§ Task statement: For this exercise, retype each line of the material below verbatim and omit any picture.

§ Available records:
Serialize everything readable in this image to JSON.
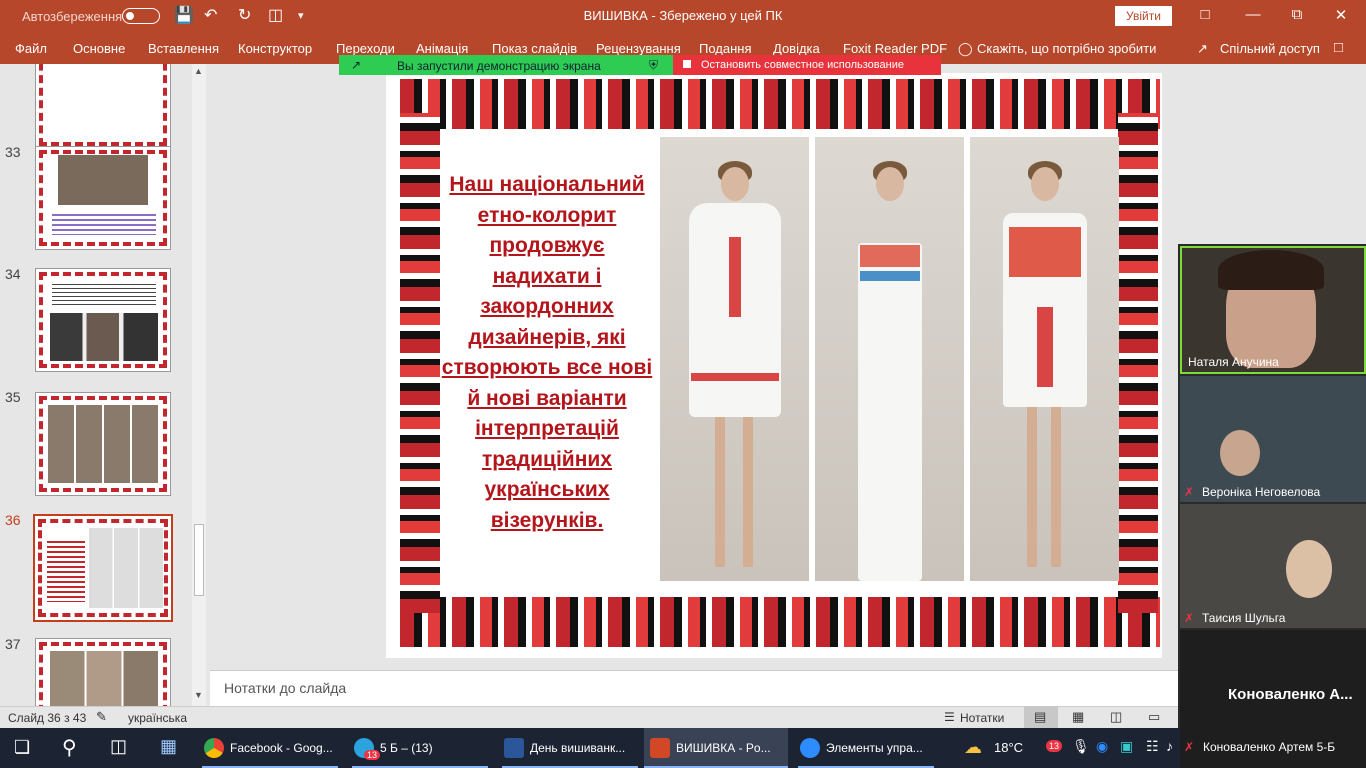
{
  "titlebar": {
    "autosave": "Автозбереження",
    "title": "ВИШИВКА  -  Збережено у цей ПК",
    "signin": "Увійти"
  },
  "ribbon": {
    "tabs": [
      "Файл",
      "Основне",
      "Вставлення",
      "Конструктор",
      "Переходи",
      "Анімація",
      "Показ слайдів",
      "Рецензування",
      "Подання",
      "Довідка",
      "Foxit Reader PDF"
    ],
    "tell_me": "Скажіть, що потрібно зробити",
    "share": "Спільний доступ"
  },
  "share_banner": {
    "status": "Вы запустили демонстрацию экрана",
    "stop": "Остановить совместное использование",
    "status_color": "#2ecc52",
    "stop_color": "#e8333c"
  },
  "slides_panel": {
    "numbers": [
      "33",
      "34",
      "35",
      "36",
      "37"
    ],
    "active": "36"
  },
  "slide": {
    "text": "Наш національний етно-колорит продовжує надихати і закордонних дизайнерів, які створюють все нові й нові варіанти інтерпретацій традиційних українських візерунків.",
    "text_color": "#b3151b"
  },
  "notes": {
    "placeholder": "Нотатки до слайда"
  },
  "status": {
    "slide": "Слайд 36 з 43",
    "language": "українська",
    "notes_btn": "Нотатки"
  },
  "video": {
    "participants": [
      "Наталя Анучина",
      "Вероніка Неговелова",
      "Таисия Шульга",
      "Коноваленко  А...",
      "Коноваленко Артем 5-Б"
    ]
  },
  "taskbar": {
    "apps": [
      "Facebook - Goog...",
      "5 Б – (13)",
      "День вишиванк...",
      "ВИШИВКА - Po...",
      "Элементы упра..."
    ],
    "weather": "18°C",
    "telegram_badge": "13",
    "tray_badge": "13"
  },
  "colors": {
    "accent": "#b7472a",
    "taskbar": "#1c2434"
  }
}
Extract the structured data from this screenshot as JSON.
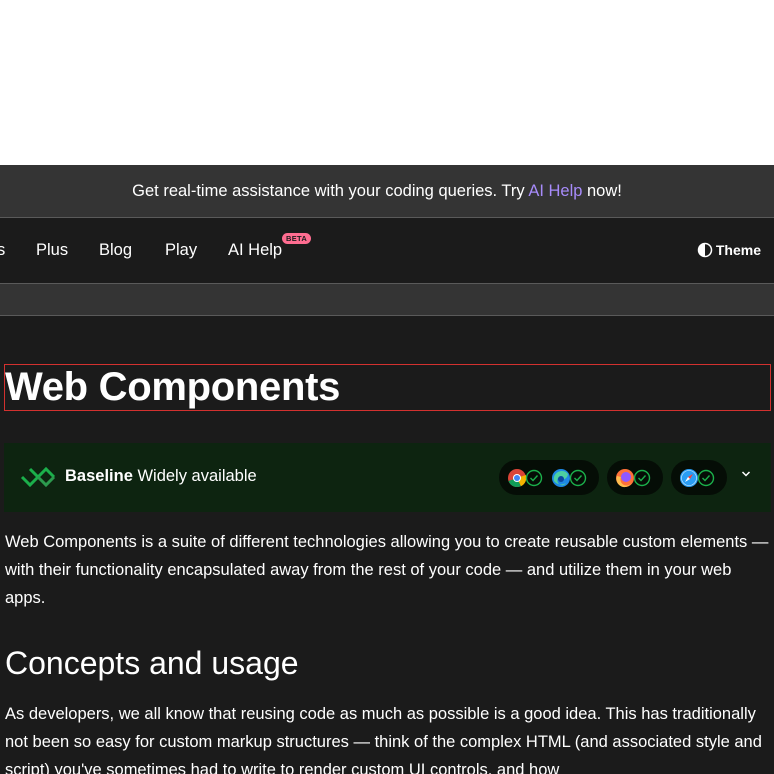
{
  "banner": {
    "text_before": "Get real-time assistance with your coding queries. Try ",
    "link": "AI Help",
    "text_after": " now!"
  },
  "nav": {
    "partial": "s",
    "items": [
      "Plus",
      "Blog",
      "Play",
      "AI Help"
    ],
    "beta": "BETA",
    "theme": "Theme"
  },
  "article": {
    "title": "Web Components",
    "baseline": {
      "label": "Baseline",
      "status": "Widely available",
      "browsers": [
        "chrome-icon",
        "edge-icon",
        "firefox-icon",
        "safari-icon"
      ]
    },
    "intro": "Web Components is a suite of different technologies allowing you to create reusable custom elements — with their functionality encapsulated away from the rest of your code — and utilize them in your web apps.",
    "section_heading": "Concepts and usage",
    "section_text": "As developers, we all know that reusing code as much as possible is a good idea. This has traditionally not been so easy for custom markup structures — think of the complex HTML (and associated style and script) you've sometimes had to write to render custom UI controls, and how"
  },
  "colors": {
    "background": "#1b1b1b",
    "banner": "#343434",
    "link": "#a78bfa",
    "beta": "#ff6d91",
    "baseline_bg": "#0d2410",
    "check": "#1bb04b"
  }
}
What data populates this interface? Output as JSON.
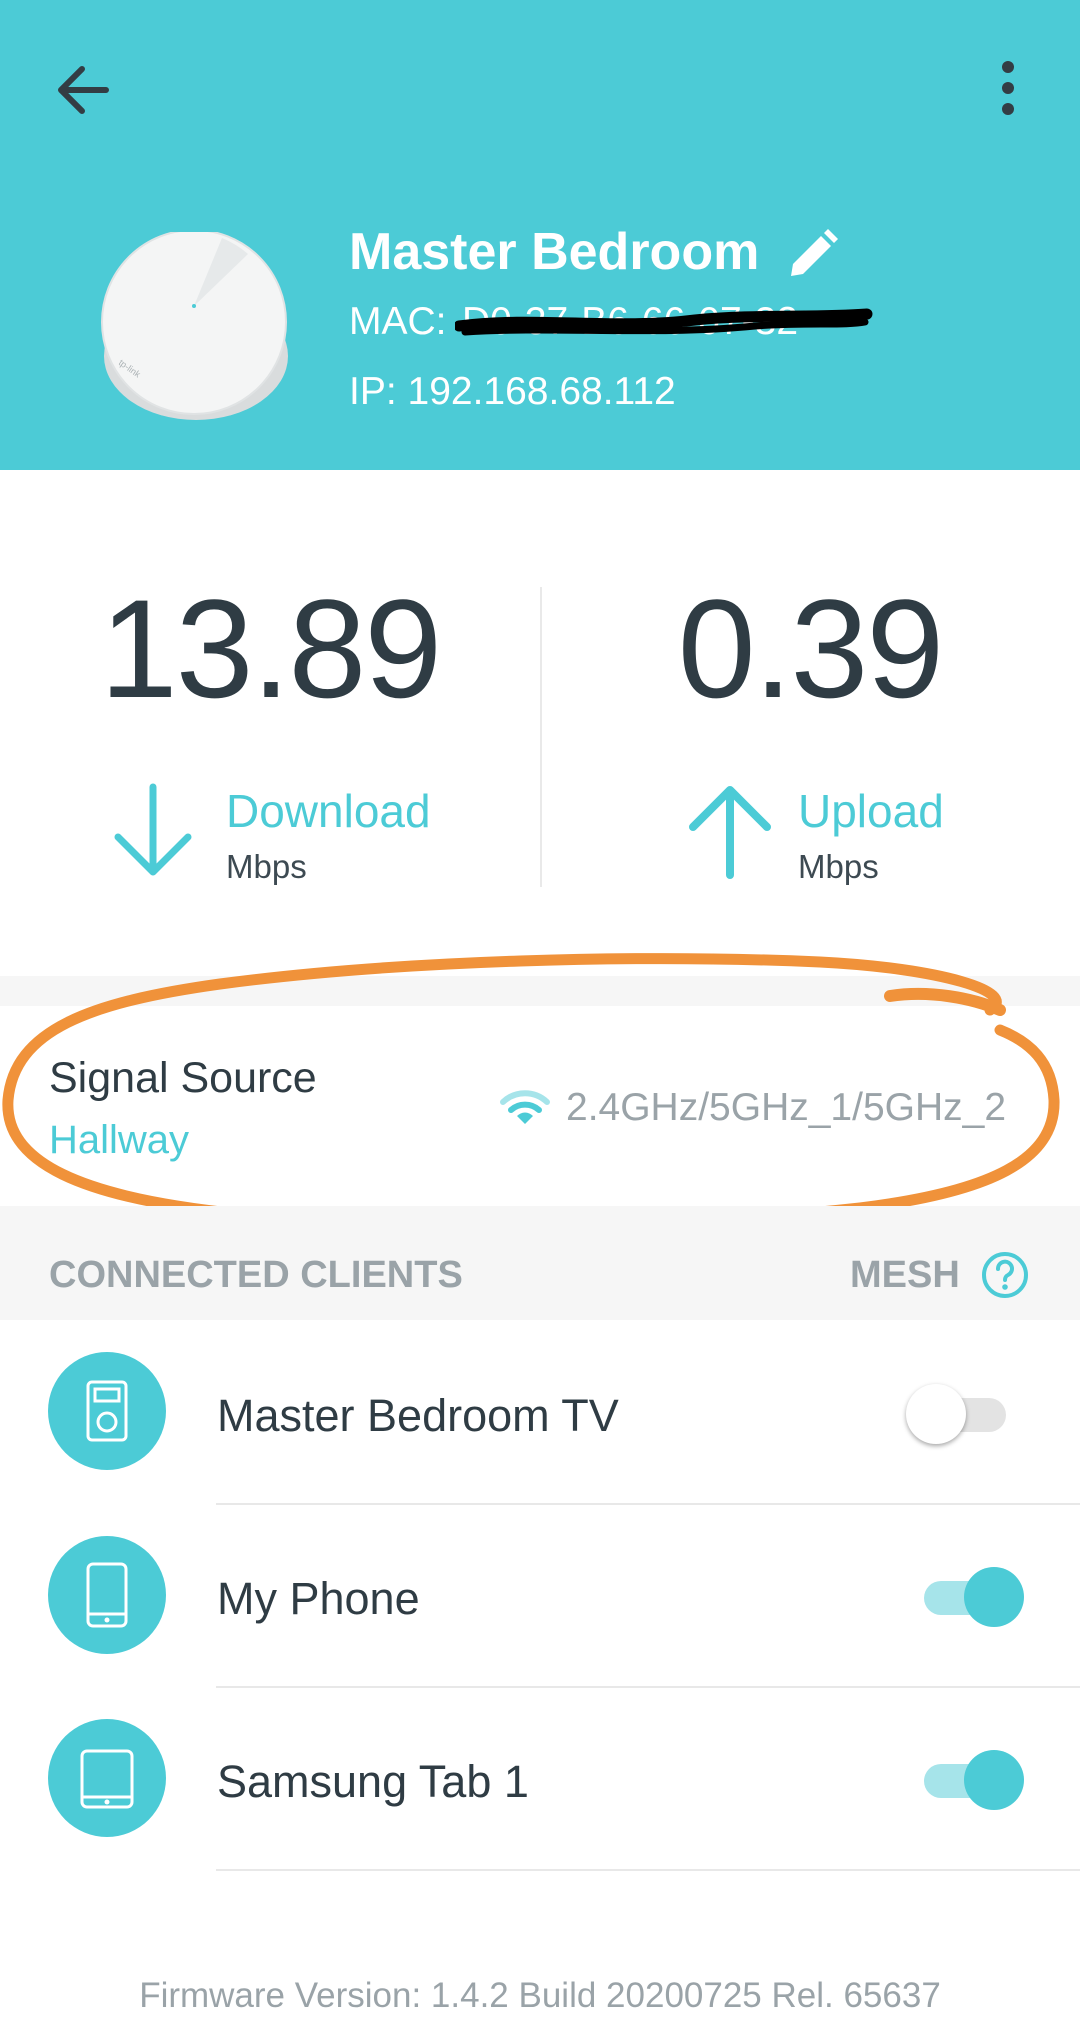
{
  "header": {
    "device_name": "Master Bedroom",
    "mac_label": "MAC:",
    "mac_value": "D0-37-B6-66-07-32",
    "ip_label": "IP: 192.168.68.112"
  },
  "speeds": {
    "download": {
      "value": "13.89",
      "label": "Download",
      "unit": "Mbps"
    },
    "upload": {
      "value": "0.39",
      "label": "Upload",
      "unit": "Mbps"
    }
  },
  "signal": {
    "title": "Signal Source",
    "source": "Hallway",
    "bands": "2.4GHz/5GHz_1/5GHz_2"
  },
  "clients_section": {
    "title": "CONNECTED CLIENTS",
    "mesh_label": "MESH"
  },
  "clients": [
    {
      "name": "Master Bedroom TV",
      "icon": "media-player-icon",
      "enabled": false
    },
    {
      "name": "My Phone",
      "icon": "phone-icon",
      "enabled": true
    },
    {
      "name": "Samsung Tab 1",
      "icon": "tablet-icon",
      "enabled": true
    }
  ],
  "footer": {
    "firmware": "Firmware Version: 1.4.2 Build 20200725 Rel. 65637"
  },
  "colors": {
    "accent": "#4ccbd6",
    "annotation_circle": "#f0923a",
    "text_dark": "#2f3c44",
    "text_muted": "#9aa3a8"
  }
}
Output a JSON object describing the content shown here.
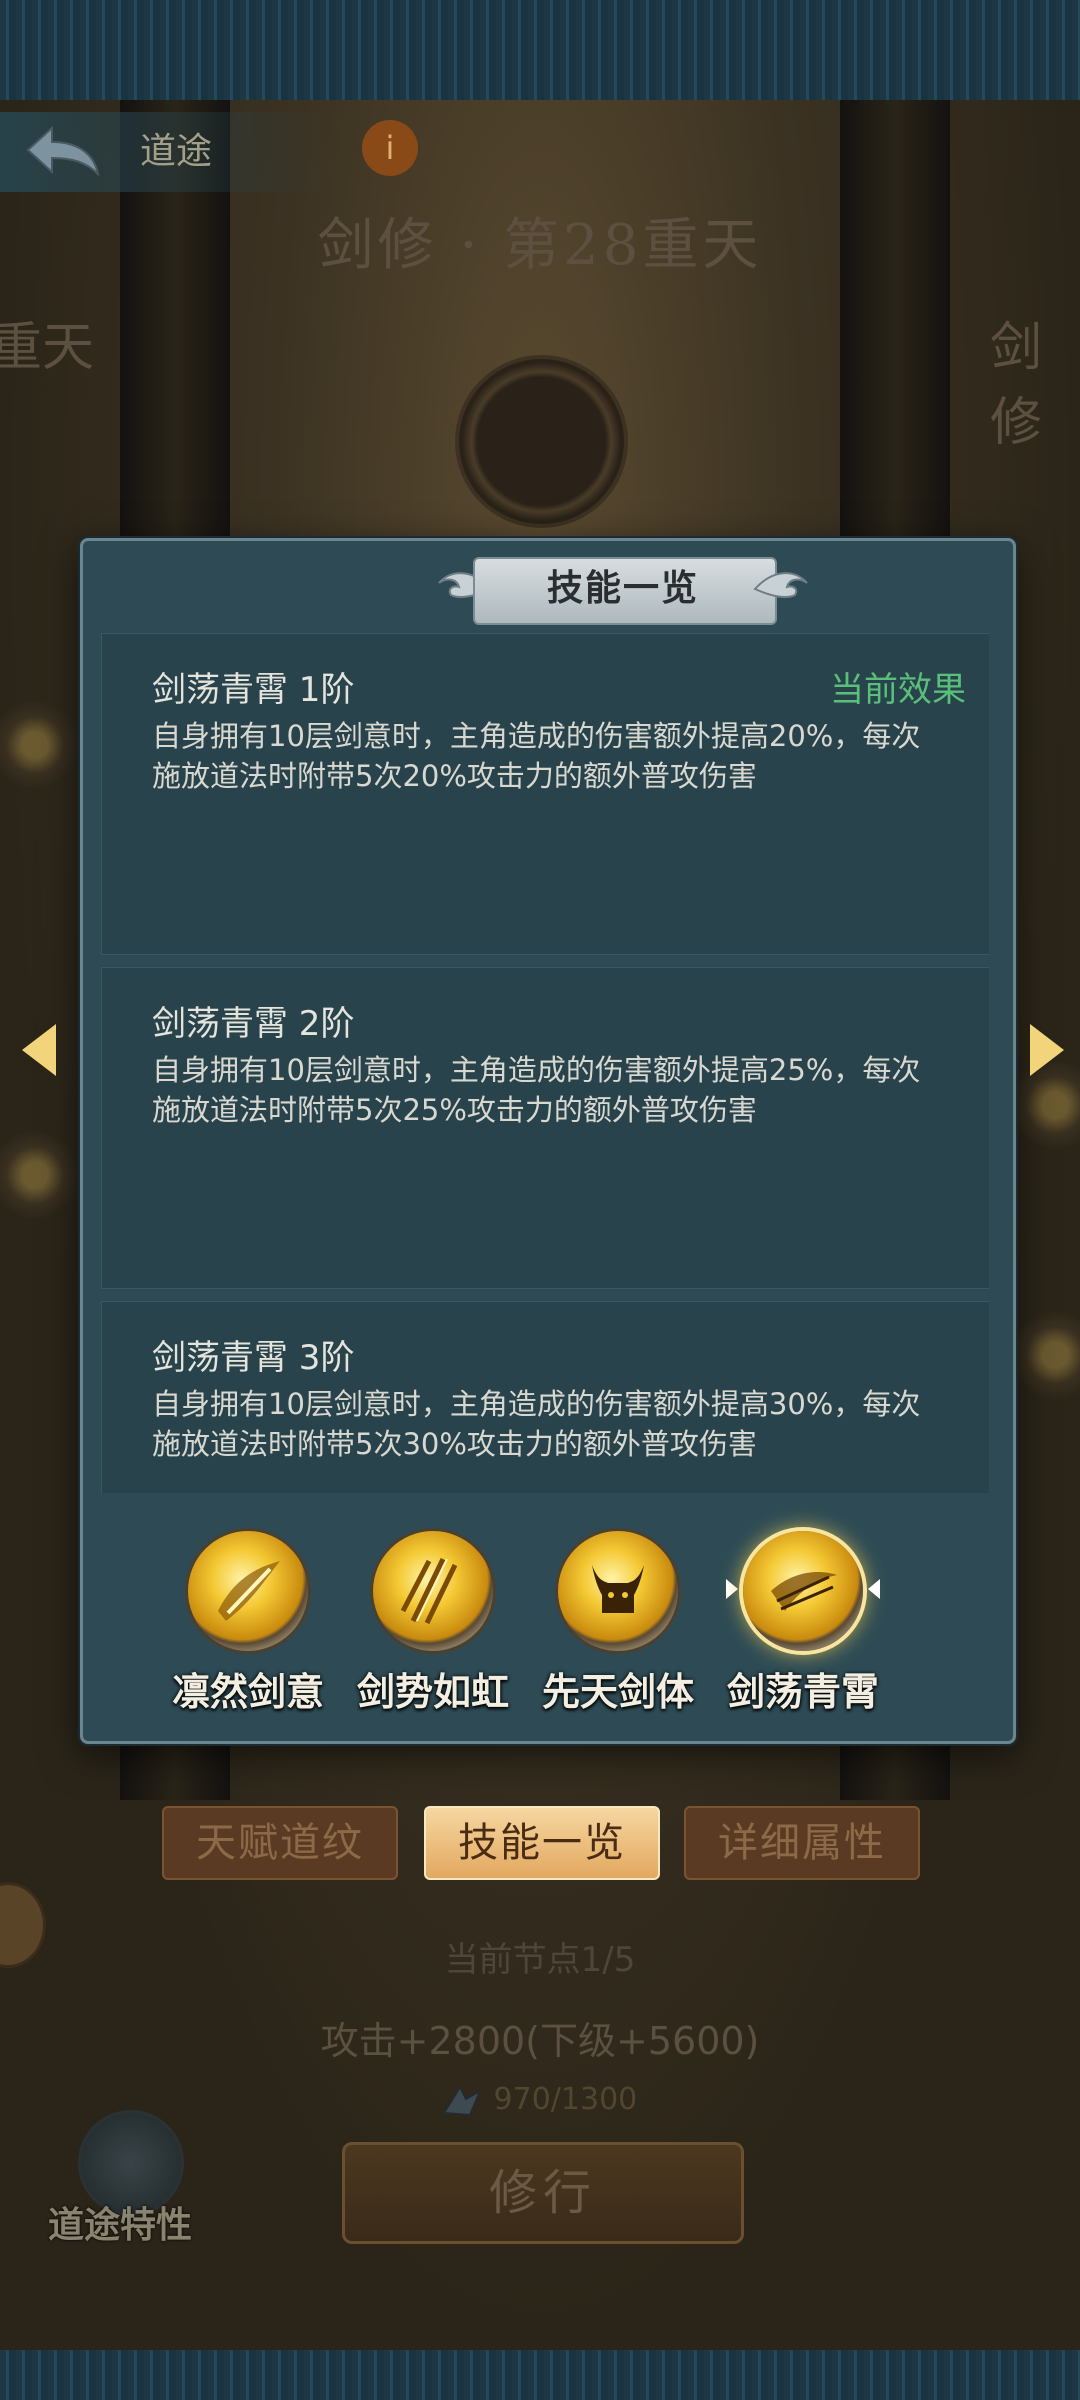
{
  "header": {
    "back_label": "道途",
    "info_icon": "i",
    "realm_title": "剑修 · 第28重天",
    "left_side_title": "重天",
    "right_side_title": "剑修"
  },
  "modal": {
    "title": "技能一览",
    "skills": [
      {
        "name": "剑荡青霄 1阶",
        "effect_label": "当前效果",
        "description": "自身拥有10层剑意时，主角造成的伤害额外提高20%，每次施放道法时附带5次20%攻击力的额外普攻伤害"
      },
      {
        "name": "剑荡青霄 2阶",
        "effect_label": "",
        "description": "自身拥有10层剑意时，主角造成的伤害额外提高25%，每次施放道法时附带5次25%攻击力的额外普攻伤害"
      },
      {
        "name": "剑荡青霄 3阶",
        "effect_label": "",
        "description": "自身拥有10层剑意时，主角造成的伤害额外提高30%，每次施放道法时附带5次30%攻击力的额外普攻伤害"
      }
    ],
    "skill_tabs": [
      {
        "label": "凛然剑意",
        "icon": "sword-swirl-icon"
      },
      {
        "label": "剑势如虹",
        "icon": "sword-rain-icon"
      },
      {
        "label": "先天剑体",
        "icon": "horned-demon-icon"
      },
      {
        "label": "剑荡青霄",
        "icon": "sword-slash-icon"
      }
    ]
  },
  "bottom": {
    "tabs": [
      "天赋道纹",
      "技能一览",
      "详细属性"
    ],
    "node_text": "当前节点1/5",
    "attack_text": "攻击+2800(下级+5600)",
    "progress": "970/1300",
    "cultivate_label": "修行",
    "trait_label": "道途特性"
  },
  "colors": {
    "modal_bg": "#2e4b55",
    "current_effect": "#59c07a",
    "tab_active": "#e2a860"
  }
}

§ Response:
Serialize everything readable in this image to JSON.
{
  "titlebar": {
    "autosave": "Автозбереження",
    "title": "ВИШИВКА  -  Збережено у цей ПК",
    "signin": "Увійти"
  },
  "ribbon": {
    "tabs": [
      "Файл",
      "Основне",
      "Вставлення",
      "Конструктор",
      "Переходи",
      "Анімація",
      "Показ слайдів",
      "Рецензування",
      "Подання",
      "Довідка",
      "Foxit Reader PDF"
    ],
    "tell_me": "Скажіть, що потрібно зробити",
    "share": "Спільний доступ"
  },
  "share_banner": {
    "status": "Вы запустили демонстрацию экрана",
    "stop": "Остановить совместное использование",
    "status_color": "#2ecc52",
    "stop_color": "#e8333c"
  },
  "slides_panel": {
    "numbers": [
      "33",
      "34",
      "35",
      "36",
      "37"
    ],
    "active": "36"
  },
  "slide": {
    "text": "Наш національний етно-колорит продовжує надихати і закордонних дизайнерів, які створюють все нові й нові варіанти інтерпретацій традиційних українських візерунків.",
    "text_color": "#b3151b"
  },
  "notes": {
    "placeholder": "Нотатки до слайда"
  },
  "status": {
    "slide": "Слайд 36 з 43",
    "language": "українська",
    "notes_btn": "Нотатки"
  },
  "video": {
    "participants": [
      "Наталя Анучина",
      "Вероніка Неговелова",
      "Таисия Шульга",
      "Коноваленко  А...",
      "Коноваленко Артем 5-Б"
    ]
  },
  "taskbar": {
    "apps": [
      "Facebook - Goog...",
      "5 Б – (13)",
      "День вишиванк...",
      "ВИШИВКА - Po...",
      "Элементы упра..."
    ],
    "weather": "18°C",
    "telegram_badge": "13",
    "tray_badge": "13"
  },
  "colors": {
    "accent": "#b7472a",
    "taskbar": "#1c2434"
  }
}
Extract the structured data from this screenshot as JSON.
{
  "banner": {
    "text_before": "Get real-time assistance with your coding queries. Try ",
    "link": "AI Help",
    "text_after": " now!"
  },
  "nav": {
    "partial": "s",
    "items": [
      "Plus",
      "Blog",
      "Play",
      "AI Help"
    ],
    "beta": "BETA",
    "theme": "Theme"
  },
  "article": {
    "title": "Web Components",
    "baseline": {
      "label": "Baseline",
      "status": "Widely available",
      "browsers": [
        "chrome-icon",
        "edge-icon",
        "firefox-icon",
        "safari-icon"
      ]
    },
    "intro": "Web Components is a suite of different technologies allowing you to create reusable custom elements — with their functionality encapsulated away from the rest of your code — and utilize them in your web apps.",
    "section_heading": "Concepts and usage",
    "section_text": "As developers, we all know that reusing code as much as possible is a good idea. This has traditionally not been so easy for custom markup structures — think of the complex HTML (and associated style and script) you've sometimes had to write to render custom UI controls, and how"
  },
  "colors": {
    "background": "#1b1b1b",
    "banner": "#343434",
    "link": "#a78bfa",
    "beta": "#ff6d91",
    "baseline_bg": "#0d2410",
    "check": "#1bb04b"
  }
}
What data populates this interface? Output as JSON.
{
  "header": {
    "device_name": "Master Bedroom",
    "mac_label": "MAC:",
    "mac_value": "D0-37-B6-66-07-32",
    "ip_label": "IP: 192.168.68.112"
  },
  "speeds": {
    "download": {
      "value": "13.89",
      "label": "Download",
      "unit": "Mbps"
    },
    "upload": {
      "value": "0.39",
      "label": "Upload",
      "unit": "Mbps"
    }
  },
  "signal": {
    "title": "Signal Source",
    "source": "Hallway",
    "bands": "2.4GHz/5GHz_1/5GHz_2"
  },
  "clients_section": {
    "title": "CONNECTED CLIENTS",
    "mesh_label": "MESH"
  },
  "clients": [
    {
      "name": "Master Bedroom TV",
      "icon": "media-player-icon",
      "enabled": false
    },
    {
      "name": "My Phone",
      "icon": "phone-icon",
      "enabled": true
    },
    {
      "name": "Samsung Tab 1",
      "icon": "tablet-icon",
      "enabled": true
    }
  ],
  "footer": {
    "firmware": "Firmware Version: 1.4.2 Build 20200725 Rel. 65637"
  },
  "colors": {
    "accent": "#4ccbd6",
    "annotation_circle": "#f0923a",
    "text_dark": "#2f3c44",
    "text_muted": "#9aa3a8"
  }
}
Output a JSON object describing the content shown here.
{
  "header": {
    "back_label": "道途",
    "info_icon": "i",
    "realm_title": "剑修 · 第28重天",
    "left_side_title": "重天",
    "right_side_title": "剑修"
  },
  "modal": {
    "title": "技能一览",
    "skills": [
      {
        "name": "剑荡青霄 1阶",
        "effect_label": "当前效果",
        "description": "自身拥有10层剑意时，主角造成的伤害额外提高20%，每次施放道法时附带5次20%攻击力的额外普攻伤害"
      },
      {
        "name": "剑荡青霄 2阶",
        "effect_label": "",
        "description": "自身拥有10层剑意时，主角造成的伤害额外提高25%，每次施放道法时附带5次25%攻击力的额外普攻伤害"
      },
      {
        "name": "剑荡青霄 3阶",
        "effect_label": "",
        "description": "自身拥有10层剑意时，主角造成的伤害额外提高30%，每次施放道法时附带5次30%攻击力的额外普攻伤害"
      }
    ],
    "skill_tabs": [
      {
        "label": "凛然剑意",
        "icon": "sword-swirl-icon"
      },
      {
        "label": "剑势如虹",
        "icon": "sword-rain-icon"
      },
      {
        "label": "先天剑体",
        "icon": "horned-demon-icon"
      },
      {
        "label": "剑荡青霄",
        "icon": "sword-slash-icon"
      }
    ]
  },
  "bottom": {
    "tabs": [
      "天赋道纹",
      "技能一览",
      "详细属性"
    ],
    "node_text": "当前节点1/5",
    "attack_text": "攻击+2800(下级+5600)",
    "progress": "970/1300",
    "cultivate_label": "修行",
    "trait_label": "道途特性"
  },
  "colors": {
    "modal_bg": "#2e4b55",
    "current_effect": "#59c07a",
    "tab_active": "#e2a860"
  }
}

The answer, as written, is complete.